**Aim of the task**
Restate each entry word for word. Keep every detail intact.

Items from a data source:
.....

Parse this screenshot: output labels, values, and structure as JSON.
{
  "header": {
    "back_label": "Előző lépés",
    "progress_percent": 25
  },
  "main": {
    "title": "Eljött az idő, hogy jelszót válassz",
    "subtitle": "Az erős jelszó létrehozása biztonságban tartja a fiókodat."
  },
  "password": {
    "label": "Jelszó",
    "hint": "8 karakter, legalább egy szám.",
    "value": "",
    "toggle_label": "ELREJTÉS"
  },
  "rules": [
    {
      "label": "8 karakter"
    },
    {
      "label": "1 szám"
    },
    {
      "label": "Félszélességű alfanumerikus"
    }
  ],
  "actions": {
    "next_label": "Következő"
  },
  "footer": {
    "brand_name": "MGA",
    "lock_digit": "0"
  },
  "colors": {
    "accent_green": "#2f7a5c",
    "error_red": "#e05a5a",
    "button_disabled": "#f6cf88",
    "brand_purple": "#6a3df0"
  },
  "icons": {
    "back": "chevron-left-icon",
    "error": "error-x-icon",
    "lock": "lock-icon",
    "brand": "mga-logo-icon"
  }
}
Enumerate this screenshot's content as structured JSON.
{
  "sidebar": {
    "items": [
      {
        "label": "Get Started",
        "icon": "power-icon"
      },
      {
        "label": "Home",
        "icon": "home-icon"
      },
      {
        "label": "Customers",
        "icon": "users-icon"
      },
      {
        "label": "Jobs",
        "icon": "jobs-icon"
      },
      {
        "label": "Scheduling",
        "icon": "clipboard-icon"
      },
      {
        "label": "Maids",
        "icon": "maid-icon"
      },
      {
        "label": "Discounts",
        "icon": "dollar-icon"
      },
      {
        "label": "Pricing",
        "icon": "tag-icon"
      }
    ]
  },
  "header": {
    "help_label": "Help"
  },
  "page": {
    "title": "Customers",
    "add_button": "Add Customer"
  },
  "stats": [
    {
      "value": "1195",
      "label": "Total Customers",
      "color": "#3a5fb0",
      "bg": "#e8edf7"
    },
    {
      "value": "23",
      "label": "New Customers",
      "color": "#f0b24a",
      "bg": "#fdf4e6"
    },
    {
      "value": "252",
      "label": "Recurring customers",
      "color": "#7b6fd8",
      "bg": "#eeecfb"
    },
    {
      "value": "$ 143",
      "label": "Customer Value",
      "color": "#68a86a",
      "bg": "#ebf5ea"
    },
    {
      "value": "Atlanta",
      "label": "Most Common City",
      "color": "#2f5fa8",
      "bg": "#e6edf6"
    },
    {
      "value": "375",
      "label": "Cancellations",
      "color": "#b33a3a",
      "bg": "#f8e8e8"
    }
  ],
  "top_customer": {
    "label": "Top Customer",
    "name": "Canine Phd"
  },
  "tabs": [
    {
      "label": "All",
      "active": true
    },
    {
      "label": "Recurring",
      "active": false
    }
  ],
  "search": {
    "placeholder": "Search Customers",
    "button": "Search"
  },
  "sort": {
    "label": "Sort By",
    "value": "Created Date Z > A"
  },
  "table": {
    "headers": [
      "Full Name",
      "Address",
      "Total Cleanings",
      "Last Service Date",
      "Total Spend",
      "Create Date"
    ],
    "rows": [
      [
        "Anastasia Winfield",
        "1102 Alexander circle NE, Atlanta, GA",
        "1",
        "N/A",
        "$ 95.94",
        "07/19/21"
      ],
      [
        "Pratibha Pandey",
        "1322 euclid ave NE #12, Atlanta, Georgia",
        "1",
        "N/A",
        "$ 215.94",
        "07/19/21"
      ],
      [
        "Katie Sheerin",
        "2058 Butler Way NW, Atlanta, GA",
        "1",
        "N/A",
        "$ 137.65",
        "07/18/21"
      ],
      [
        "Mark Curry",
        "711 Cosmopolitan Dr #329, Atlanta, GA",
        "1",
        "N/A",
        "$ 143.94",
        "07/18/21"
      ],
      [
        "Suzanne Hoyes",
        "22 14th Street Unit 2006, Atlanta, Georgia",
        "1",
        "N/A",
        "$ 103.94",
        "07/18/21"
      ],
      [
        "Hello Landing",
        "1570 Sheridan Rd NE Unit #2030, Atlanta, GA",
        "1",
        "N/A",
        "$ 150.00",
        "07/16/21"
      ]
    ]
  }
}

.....

**Result of this exercise**
Parse this screenshot: output labels, values, and structure as JSON.
{
  "header": {
    "back_label": "Előző lépés",
    "progress_percent": 25
  },
  "main": {
    "title": "Eljött az idő, hogy jelszót válassz",
    "subtitle": "Az erős jelszó létrehozása biztonságban tartja a fiókodat."
  },
  "password": {
    "label": "Jelszó",
    "hint": "8 karakter, legalább egy szám.",
    "value": "",
    "toggle_label": "ELREJTÉS"
  },
  "rules": [
    {
      "label": "8 karakter"
    },
    {
      "label": "1 szám"
    },
    {
      "label": "Félszélességű alfanumerikus"
    }
  ],
  "actions": {
    "next_label": "Következő"
  },
  "footer": {
    "brand_name": "MGA",
    "lock_digit": "0"
  },
  "colors": {
    "accent_green": "#2f7a5c",
    "error_red": "#e05a5a",
    "button_disabled": "#f6cf88",
    "brand_purple": "#6a3df0"
  },
  "icons": {
    "back": "chevron-left-icon",
    "error": "error-x-icon",
    "lock": "lock-icon",
    "brand": "mga-logo-icon"
  }
}
Enumerate this screenshot's content as structured JSON.
{
  "sidebar": {
    "items": [
      {
        "label": "Get Started",
        "icon": "power-icon"
      },
      {
        "label": "Home",
        "icon": "home-icon"
      },
      {
        "label": "Customers",
        "icon": "users-icon"
      },
      {
        "label": "Jobs",
        "icon": "jobs-icon"
      },
      {
        "label": "Scheduling",
        "icon": "clipboard-icon"
      },
      {
        "label": "Maids",
        "icon": "maid-icon"
      },
      {
        "label": "Discounts",
        "icon": "dollar-icon"
      },
      {
        "label": "Pricing",
        "icon": "tag-icon"
      }
    ]
  },
  "header": {
    "help_label": "Help"
  },
  "page": {
    "title": "Customers",
    "add_button": "Add Customer"
  },
  "stats": [
    {
      "value": "1195",
      "label": "Total Customers",
      "color": "#3a5fb0",
      "bg": "#e8edf7"
    },
    {
      "value": "23",
      "label": "New Customers",
      "color": "#f0b24a",
      "bg": "#fdf4e6"
    },
    {
      "value": "252",
      "label": "Recurring customers",
      "color": "#7b6fd8",
      "bg": "#eeecfb"
    },
    {
      "value": "$ 143",
      "label": "Customer Value",
      "color": "#68a86a",
      "bg": "#ebf5ea"
    },
    {
      "value": "Atlanta",
      "label": "Most Common City",
      "color": "#2f5fa8",
      "bg": "#e6edf6"
    },
    {
      "value": "375",
      "label": "Cancellations",
      "color": "#b33a3a",
      "bg": "#f8e8e8"
    }
  ],
  "top_customer": {
    "label": "Top Customer",
    "name": "Canine Phd"
  },
  "tabs": [
    {
      "label": "All",
      "active": true
    },
    {
      "label": "Recurring",
      "active": false
    }
  ],
  "search": {
    "placeholder": "Search Customers",
    "button": "Search"
  },
  "sort": {
    "label": "Sort By",
    "value": "Created Date Z > A"
  },
  "table": {
    "headers": [
      "Full Name",
      "Address",
      "Total Cleanings",
      "Last Service Date",
      "Total Spend",
      "Create Date"
    ],
    "rows": [
      [
        "Anastasia Winfield",
        "1102 Alexander circle NE, Atlanta, GA",
        "1",
        "N/A",
        "$ 95.94",
        "07/19/21"
      ],
      [
        "Pratibha Pandey",
        "1322 euclid ave NE #12, Atlanta, Georgia",
        "1",
        "N/A",
        "$ 215.94",
        "07/19/21"
      ],
      [
        "Katie Sheerin",
        "2058 Butler Way NW, Atlanta, GA",
        "1",
        "N/A",
        "$ 137.65",
        "07/18/21"
      ],
      [
        "Mark Curry",
        "711 Cosmopolitan Dr #329, Atlanta, GA",
        "1",
        "N/A",
        "$ 143.94",
        "07/18/21"
      ],
      [
        "Suzanne Hoyes",
        "22 14th Street Unit 2006, Atlanta, Georgia",
        "1",
        "N/A",
        "$ 103.94",
        "07/18/21"
      ],
      [
        "Hello Landing",
        "1570 Sheridan Rd NE Unit #2030, Atlanta, GA",
        "1",
        "N/A",
        "$ 150.00",
        "07/16/21"
      ]
    ]
  }
}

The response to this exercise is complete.